After a couple of minutes checking out the interior of the vehicle and completely oblivious to the raging storm or the fact that Robbie had rescued him, Major Porter looked into the back seat again at the residue left by the Robertson children.
Then he looked across at Robbie hunched over the steering wheel trying to get them safely home, shook his head in disgust and said to himself in a voice loud enough that his rescuer could hear him….
“Humph… dirty car… dirty soldier!”
Harry Philpit in Cyprus, when asked if he planned to get drunk on Christmas Eve…
He thought about it very seriously for a moment or two before responding to the question.
“I’m not sure. I’ll drink a bottle of rye and then I’ll make up my mind.”
A soldier’s comment on a soldier from Newfoundland who over slept…
“I’m not surprised. Before he joined the Army, his alarm clock was a rooster!”
Joe Buck MacIntre charged a soldier for sitting in the assistant adjutant’s office with his feet up on the desk when he should have been cleaning the battalion offices.
“He sat there at the desk sir,” he said to the adjutant the next morning when he explained why he had charged him, “and he looked about as contented as a pig pissing!”
Sid Alchorn, the battalion orderly room corporal wasn’t impressed with the ability of a soldier who had been assigned to him, from C company, as a clerk learner.
“The son of a bitch is useless. He couldn’t spell cat if you gave him the c and the a.”
Everyone that served in Cyprus will remember the cave ladies. Those two tough old Brit girls who lived in a house in Tjiklos, part of which was dug into the side of the hill – hence the name. They had both served in the British Army in the Second World War and on one occasion in Cyprus, had actually instructed a Van Doo officer digging in a position near their house how to tie off sandbags when they concluded the soldiers that were doing the job didn’t have it right.
Among their many accomplishments, one had formerly played ladies’ squash for Scotland. That seemed like a significant point for The Black Watch commanding officer, Lieutenant Colonel Bentley MacLeod, to make at a major international press reception attended by the two old girls.
Just before he was about to introduce the former national squash champion to the assembled media, his memory failed him.
“What the hell did she do?” he whispered to one of the officers who had no idea, but said he would find out. He asked around, returned a few minutes later and confirmed that she had played ladies’ squash for Scotland.
A few minutes later, a much relieved Colonel Bentley formally welcomed his guests with a short speech.
The crowning moment was the introduction of the athletic cave lady.
“This woman,” he said, and pointed to the very large and formidable looking Scottish lady clutching a large gin and tonic in her hand, while quite enjoying the attention.

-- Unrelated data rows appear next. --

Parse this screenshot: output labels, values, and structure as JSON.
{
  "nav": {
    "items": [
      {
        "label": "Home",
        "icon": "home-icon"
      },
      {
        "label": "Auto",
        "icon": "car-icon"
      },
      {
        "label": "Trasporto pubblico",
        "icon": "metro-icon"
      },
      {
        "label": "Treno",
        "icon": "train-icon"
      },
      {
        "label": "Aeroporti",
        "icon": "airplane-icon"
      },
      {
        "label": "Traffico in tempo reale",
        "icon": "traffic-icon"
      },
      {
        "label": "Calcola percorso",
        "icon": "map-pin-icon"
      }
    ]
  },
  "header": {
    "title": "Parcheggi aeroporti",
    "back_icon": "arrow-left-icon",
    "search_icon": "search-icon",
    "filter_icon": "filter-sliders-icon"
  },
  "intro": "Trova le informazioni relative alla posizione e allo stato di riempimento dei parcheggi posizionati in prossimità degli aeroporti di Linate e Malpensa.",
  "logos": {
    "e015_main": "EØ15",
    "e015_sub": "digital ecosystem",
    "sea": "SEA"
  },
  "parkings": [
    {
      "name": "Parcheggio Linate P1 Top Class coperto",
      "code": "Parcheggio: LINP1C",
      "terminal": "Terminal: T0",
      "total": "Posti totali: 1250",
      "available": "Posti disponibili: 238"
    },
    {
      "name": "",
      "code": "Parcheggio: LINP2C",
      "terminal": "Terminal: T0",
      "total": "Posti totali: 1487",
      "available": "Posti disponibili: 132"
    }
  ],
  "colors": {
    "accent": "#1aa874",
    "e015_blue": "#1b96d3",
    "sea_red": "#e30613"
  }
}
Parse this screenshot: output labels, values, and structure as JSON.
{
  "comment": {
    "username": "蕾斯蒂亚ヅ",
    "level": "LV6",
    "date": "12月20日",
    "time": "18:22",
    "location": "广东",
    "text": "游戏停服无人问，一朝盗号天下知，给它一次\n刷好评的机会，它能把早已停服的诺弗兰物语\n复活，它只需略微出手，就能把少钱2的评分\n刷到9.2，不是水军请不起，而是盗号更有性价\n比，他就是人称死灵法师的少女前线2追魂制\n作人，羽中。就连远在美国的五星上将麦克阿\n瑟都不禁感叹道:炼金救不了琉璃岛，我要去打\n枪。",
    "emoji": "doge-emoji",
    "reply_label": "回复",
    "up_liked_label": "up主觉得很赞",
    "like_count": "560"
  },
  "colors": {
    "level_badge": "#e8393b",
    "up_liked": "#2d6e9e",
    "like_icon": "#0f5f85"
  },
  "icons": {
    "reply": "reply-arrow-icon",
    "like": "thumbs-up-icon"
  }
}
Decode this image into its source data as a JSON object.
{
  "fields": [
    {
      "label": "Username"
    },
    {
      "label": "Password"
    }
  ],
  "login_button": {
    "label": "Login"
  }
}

Unfortunately, the Colonel’s mind went blank again and, for the second time, he couldn’t remember what she had done.
He stumbled, stuttered and muttered for a moment.
Then the light went on.
“This woman,” he said smiling broadly, and nodded across the room towards the beaming old lady who drained her gin and tonic in anticipation of having to respond.
“This very distinguished lady,” the Colonel said, focusing everyone’s attention in her direction ……., “played rugby for Scotland!”